The definition of educational technology as Mindtools, used to construct knowledge and make meaning, described by David Jonassen (2000) resonated with me. Designers of technology-enhanced learning environments (TELEs) in math and science should create experiences that engage students’ prior knowledge and allow for the exploration of personally meaningful concepts. Ideally, “teams of students are engaged in solving complex, authentic problems that cross disciplinary boundaries” (Kozma, 2003). Designers should include technologies that enhance authentic learning experiences through the facilitation of unique forms creation, problem solving and collaboration.

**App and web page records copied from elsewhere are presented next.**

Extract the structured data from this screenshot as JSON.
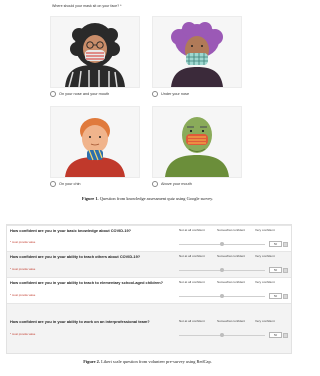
{
  "quiz": {
    "question": "Where should your mask sit on your face? *",
    "options": [
      {
        "label": "On your nose and your mouth",
        "avatar": "woman-glasses-striped-mask-avatar"
      },
      {
        "label": "Under your nose",
        "avatar": "purple-hair-checkered-mask-avatar"
      },
      {
        "label": "On your chin",
        "avatar": "redhead-chin-mask-avatar"
      },
      {
        "label": "Above your mouth",
        "avatar": "bald-man-mask-avatar"
      }
    ],
    "figure1": {
      "label": "Figure 1.",
      "text": " Question from knowledge assessment quiz using Google survey."
    }
  },
  "likert": {
    "columns": [
      "Not at all confident",
      "Somewhat confident",
      "Very confident"
    ],
    "required_note": "* must provide value",
    "rows": [
      {
        "question": "How confident are you in your basic knowledge about COVID-19?"
      },
      {
        "question": "How confident are you in your ability to teach others about COVID-19?"
      },
      {
        "question": "How confident are you in your ability to teach to elementary school-aged children?"
      },
      {
        "question": "How confident are you in your ability to work on an interprofessional team?"
      }
    ],
    "value_placeholder": "50",
    "figure2": {
      "label": "Figure 2.",
      "text": " Likert scale question from volunteer pre-survey using RedCap."
    }
  }
}
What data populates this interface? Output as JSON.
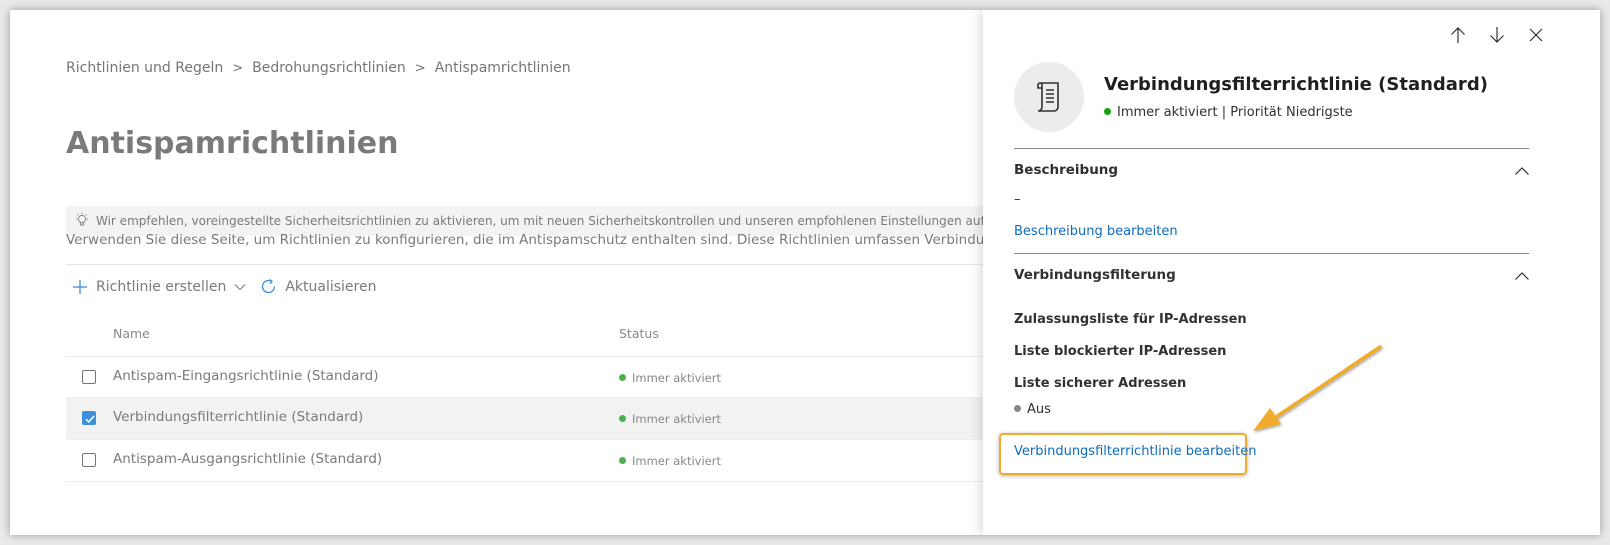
{
  "breadcrumb": {
    "items": [
      "Richtlinien und Regeln",
      "Bedrohungsrichtlinien",
      "Antispamrichtlinien"
    ],
    "separator": ">"
  },
  "page": {
    "title": "Antispamrichtlinien",
    "recommendation": "Wir empfehlen, voreingestellte Sicherheitsrichtlinien zu aktivieren, um mit neuen Sicherheitskontrollen und unseren empfohlenen Einstellungen auf dem Laufenden zu bleiben",
    "description": "Verwenden Sie diese Seite, um Richtlinien zu konfigurieren, die im Antispamschutz enthalten sind. Diese Richtlinien umfassen Verbindungsfilterung, Spamf"
  },
  "toolbar": {
    "create_label": "Richtlinie erstellen",
    "refresh_label": "Aktualisieren"
  },
  "table": {
    "columns": {
      "name": "Name",
      "status": "Status"
    },
    "rows": [
      {
        "name": "Antispam-Eingangsrichtlinie (Standard)",
        "status": "Immer aktiviert",
        "selected": false
      },
      {
        "name": "Verbindungsfilterrichtlinie (Standard)",
        "status": "Immer aktiviert",
        "selected": true
      },
      {
        "name": "Antispam-Ausgangsrichtlinie (Standard)",
        "status": "Immer aktiviert",
        "selected": false
      }
    ]
  },
  "panel": {
    "title": "Verbindungsfilterrichtlinie (Standard)",
    "subtitle": "Immer aktiviert | Priorität Niedrigste",
    "sections": {
      "description": {
        "header": "Beschreibung",
        "value": "–",
        "edit_link": "Beschreibung bearbeiten"
      },
      "connection_filter": {
        "header": "Verbindungsfilterung",
        "fields": [
          "Zulassungsliste für IP-Adressen",
          "Liste blockierter IP-Adressen",
          "Liste sicherer Adressen"
        ],
        "safe_list_value": "Aus",
        "edit_link": "Verbindungsfilterrichtlinie bearbeiten"
      }
    }
  },
  "colors": {
    "status_green": "#4caf50",
    "status_grey": "#8a8886",
    "link_blue": "#0f6cbd",
    "highlight_orange": "#f0ab2a",
    "checkbox_blue": "#3c8fd8"
  },
  "icons": {
    "recommendation": "lightbulb-icon",
    "create": "plus-icon",
    "create_dropdown": "chevron-down-icon",
    "refresh": "refresh-icon",
    "panel_up": "arrow-up-icon",
    "panel_down": "arrow-down-icon",
    "panel_close": "close-icon",
    "panel_avatar": "scroll-document-icon",
    "section_toggle": "chevron-up-icon"
  }
}
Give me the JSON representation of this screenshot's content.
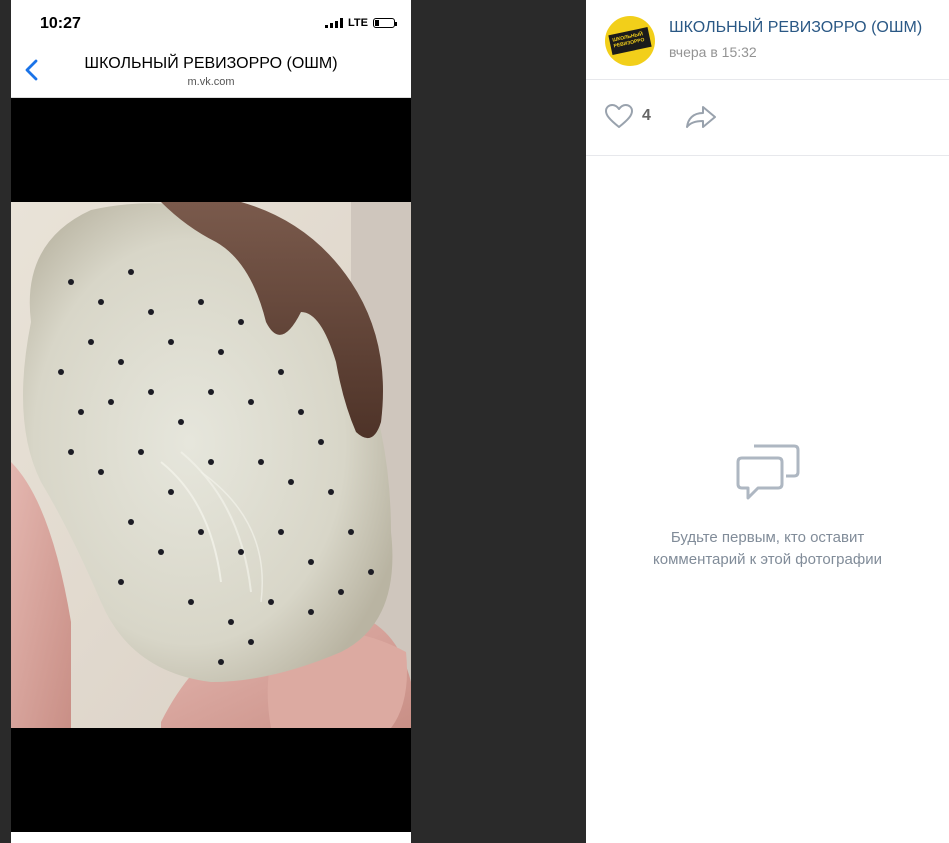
{
  "phone": {
    "status": {
      "time": "10:27",
      "network": "LTE"
    },
    "nav": {
      "title": "ШКОЛЬНЫЙ РЕВИЗОРРО (ОШМ)",
      "domain": "m.vk.com"
    }
  },
  "post": {
    "group_name": "ШКОЛЬНЫЙ РЕВИЗОРРО (ОШМ)",
    "time": "вчера в 15:32",
    "avatar_text": "ШКОЛЬНЫЙ РЕВИЗОРРО",
    "likes": "4"
  },
  "comments": {
    "empty_line1": "Будьте первым, кто оставит",
    "empty_line2": "комментарий к этой фотографии"
  },
  "colors": {
    "link": "#2a5885",
    "muted": "#939393",
    "accent_yellow": "#f2cf1a",
    "ios_blue": "#1a73e8"
  },
  "icons": [
    "back-chevron-icon",
    "signal-icon",
    "battery-icon",
    "heart-icon",
    "share-icon",
    "comments-icon"
  ]
}
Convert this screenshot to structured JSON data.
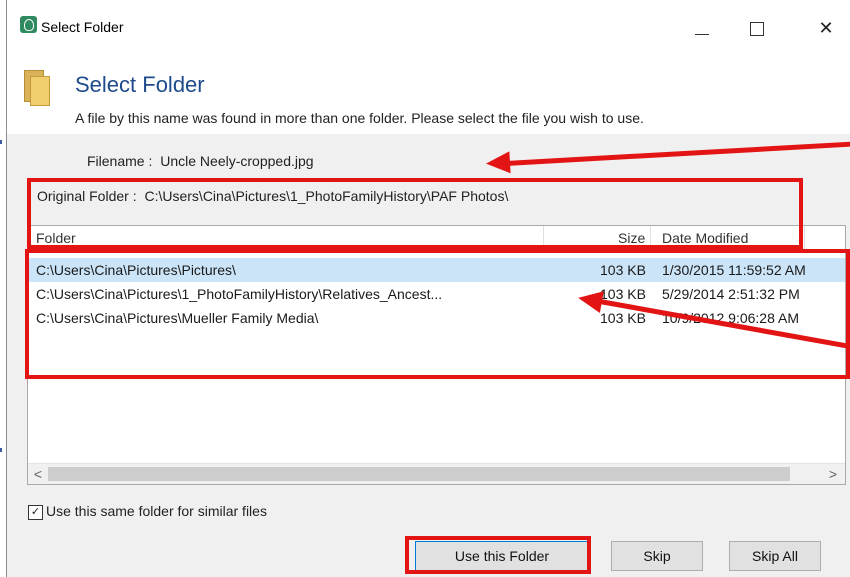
{
  "window": {
    "title": "Select Folder",
    "controls": {
      "minimize": "—",
      "close": "✕"
    }
  },
  "dialog": {
    "heading": "Select Folder",
    "description": "A file by this name was found in more than one folder.  Please select the file you wish to use."
  },
  "info": {
    "filename_label": "Filename :",
    "filename_value": "Uncle Neely-cropped.jpg",
    "original_label": "Original Folder :",
    "original_value": "C:\\Users\\Cina\\Pictures\\1_PhotoFamilyHistory\\PAF Photos\\"
  },
  "table": {
    "columns": [
      "Folder",
      "Size",
      "Date Modified"
    ],
    "rows": [
      [
        "C:\\Users\\Cina\\Pictures\\Pictures\\",
        "103 KB",
        "1/30/2015 11:59:52 AM"
      ],
      [
        "C:\\Users\\Cina\\Pictures\\1_PhotoFamilyHistory\\Relatives_Ancest...",
        "103 KB",
        "5/29/2014 2:51:32 PM"
      ],
      [
        "C:\\Users\\Cina\\Pictures\\Mueller Family Media\\",
        "103 KB",
        "10/9/2012 9:06:28 AM"
      ]
    ],
    "selected_row": 0,
    "scroll_left_arrow": "<",
    "scroll_right_arrow": ">"
  },
  "options": {
    "same_folder_label": "Use this same folder for similar files",
    "same_folder_checked": true,
    "check_mark": "✓"
  },
  "buttons": {
    "use_folder": "Use this Folder",
    "skip": "Skip",
    "skip_all": "Skip All"
  },
  "colors": {
    "annotation_red": "#e31414",
    "heading_blue": "#1e4b8c",
    "selection": "#cce4f7"
  }
}
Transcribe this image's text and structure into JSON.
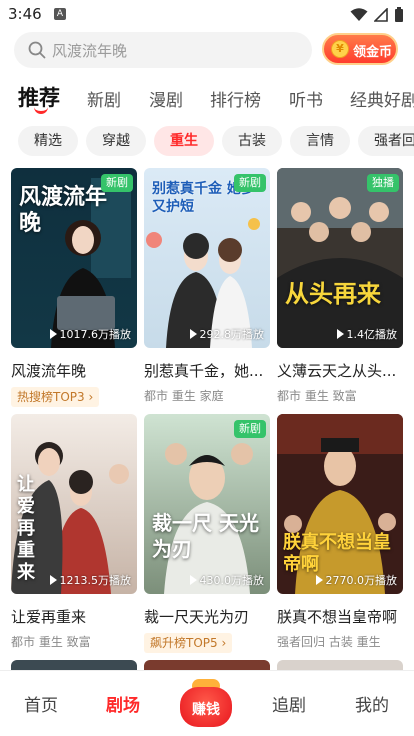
{
  "status_bar": {
    "time": "3:46",
    "notif_letter": "A"
  },
  "search": {
    "placeholder": "风渡流年晚",
    "coin_label": "领金币",
    "coin_icon": "¥"
  },
  "main_tabs": [
    "推荐",
    "新剧",
    "漫剧",
    "排行榜",
    "听书",
    "经典好剧"
  ],
  "chips": [
    "精选",
    "穿越",
    "重生",
    "古装",
    "言情",
    "强者回归"
  ],
  "cards": [
    {
      "title": "风渡流年晚",
      "plays": "1017.6万播放",
      "badge": "新剧",
      "rank": "热搜榜TOP3",
      "tags": "",
      "poster_text": "风渡流年晚"
    },
    {
      "title": "别惹真千金，她...",
      "plays": "292.8万播放",
      "badge": "新剧",
      "rank": "",
      "tags": "都市 重生 家庭",
      "poster_text": "别惹真千金 她爹又护短"
    },
    {
      "title": "义薄云天之从头...",
      "plays": "1.4亿播放",
      "badge": "独播",
      "rank": "",
      "tags": "都市 重生 致富",
      "poster_text": "从头再来"
    },
    {
      "title": "让爱再重来",
      "plays": "1213.5万播放",
      "badge": "",
      "rank": "",
      "tags": "都市 重生 致富",
      "poster_text": "让爱再重来"
    },
    {
      "title": "裁一尺天光为刃",
      "plays": "430.0万播放",
      "badge": "新剧",
      "rank": "飙升榜TOP5",
      "tags": "",
      "poster_text": "裁一尺 天光为刃"
    },
    {
      "title": "朕真不想当皇帝啊",
      "plays": "2770.0万播放",
      "badge": "",
      "rank": "",
      "tags": "强者回归 古装 重生",
      "poster_text": "朕真不想当皇帝啊"
    }
  ],
  "bottom_nav": {
    "home": "首页",
    "theater": "剧场",
    "earn": "赚钱",
    "follow": "追剧",
    "mine": "我的"
  },
  "colors": {
    "accent": "#ff2a2a",
    "new_badge": "#35c36a",
    "rank_tag_text": "#c2782a"
  }
}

David Jonassen (1995) writes, “control of learner interactions with the computer should be taken away from designers and tutors and transferred to the learners to enable them to represent and express what they know.” Technology should also act as a support and scaffold for students by lowering the barriers to entry by providing a means to participate and contribute understanding in various ways. Designers should utilize technology as “tools in service of richer curricula, enhanced pedagogies, more effective organization structures, stronger links between schools and society, and the empowerment of disenfranchised learners” (Kozma, 2003).
Jonassen, D. H. (1995). Computers as Cognitive Tools: Learning with Technology, Not from Technology, Journal of Computing in Higher Education Spring 1995 Vol. 6(2), 40-73
Jonassen, D. H. (2000). Computers as mindtools for schools, 2nd Ed. Upper Saddle River, NJ: Merrill/ Prentice Hall. Retrieved from Google Scholar: http://scholar.google.com/scholar?q=Jonassen+mindtools&ie=UTF-8&oe=UTF-8&hl=en&btnG=Search
Kozma, B. Robert (2003) Technology and Classroom Practices, Journal of Research on Technology in Education, 36:1, 1-14, DOI: 10.1080/15391523.2003.10782399